Dispatches from CMJ 2010, Day 5: Ty Segall, Holy Spirits, festival bloodshedBy Robby Corrado | October 25th, 2010 | 1 Comment »
Denver is a long way from New York — 1,779 miles to be exact — but that doesn’t mean it has to be the relative we never visit. All this week we’ll have news and updates from the annual CMJ Music Marathon in the Big Apple, where a few of our local friends are playing/partying/eating real deli sandwiches as we speak.
With four days of partying and top-notch performances from over 1,200 of the hottest (and not so hot) up-and-comers from around the globe, it figures that it would only be a matter of time before it got bloody at CMJ.
The garage-psych outfit from San Francisco took the stage to a packed house on Saturday, largely comprised of flannel-clad grunge enthusiasts, shoe-gaze/noise types and the obligatory sprinkling of traditional Brooklyn hipsters. The group, fronted by guitarist and lead vocalist Ty Segall, showed the ill-effects of the aforementioned partying and performance binge. On four separate occasions, Segall asked if anyone was interested in singing in his place, and on three separate occasions handed his guitar off to audience members, including once without the intent of return.
Despite the obvious physical maladies, Ty Segall had the crowd going full speed from start to finish.

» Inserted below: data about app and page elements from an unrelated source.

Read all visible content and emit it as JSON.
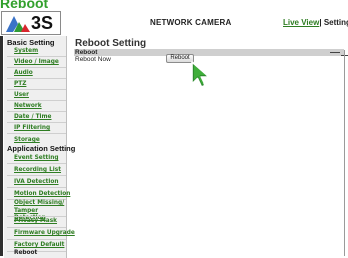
{
  "caption": "Reboot",
  "header": {
    "logo_text": "3S",
    "title": "NETWORK CAMERA",
    "nav": {
      "live_view": "Live View",
      "separator": "|",
      "setting": "Setting"
    }
  },
  "sidebar": {
    "basic_heading": "Basic Setting",
    "basic_items": [
      "System",
      "Video / Image",
      "Audio",
      "PTZ",
      "User",
      "Network",
      "Date / Time",
      "IP Filtering",
      "Storage"
    ],
    "app_heading": "Application Setting",
    "app_items": [
      "Event Setting",
      "Recording List",
      "IVA Detection",
      "Motion Detection",
      "Object Missing/ Tamper Detection",
      "Privacy Mask",
      "Firmware Upgrade",
      "Factory Default",
      "Reboot"
    ],
    "current": "Reboot"
  },
  "main": {
    "title": "Reboot Setting",
    "section_label": "Reboot",
    "row_label": "Reboot Now",
    "button_label": "Reboot"
  },
  "colors": {
    "link": "#2e7d22",
    "caption": "#32a02c",
    "sidebar_bg": "#efefef",
    "section_bar": "#cfcfcf"
  },
  "icons": [
    "logo-triangles-icon",
    "mouse-pointer-icon"
  ]
}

The eclectic mix of fans managed to unite mid-set, jumping in eerie unison and even throwing in a little light moshing for good measure. But on Segall’s penultimate song, things got a bit sloppy in the crowd.
After his guitar took a turn for the worse following its second trip into audience, the front man decided to leave the busted ax with a lucky member of the audience as a souvenir. As could be predicted, civility did not ensue. An all-out wrestling match resulted between a half-dozen fans battling for the prized guitar, ultimately ending with at least three grown men rolling on the grimy floor, using blown-out thumb-wrestling tactics to score the prize.
In the end, the show was thoroughly engaging and energizing, as crowd participation like that is hard to ignore; though maybe a bit more discretion from the stage would have been appreciated. We get that you are tired, but don’t try to cut the set short when you break your guitar after passing through the audience and guilt trip the crowd by putting on the “I’m losing my voice” bit.
Earlier in the day, and on the complete opposite end of the audio spectrum, Holy Spirits, a super low-key group from Brooklyn played the Mast Brothers Chocolate Shop in Williamsburg, a hipster’s Willy Wonka-with-a-beard chocolate paradise.
The performance was very well suited for the space. The complex harmonies and subtle instrumentation of Holy Spirits seemed to blend with the old wood furniture and the burlap sacks of cocoa beans spread throughout the shop, creating a very homey feel catering to all of the senses.
The Holy Spirits, who play with anywhere from three to nine performers, sported a 4-piece on Saturday, consisting of one classical guitarist, a violinist, a minimalist drum kit and an auxiliary vocalist to support the group’s front man Aaron Hodges. The performance was surely a brief departure from the typical CMJ night filled with rock ‘n’ roll debauchery, but provided a unique treat for the senses of sight, hearing and smell.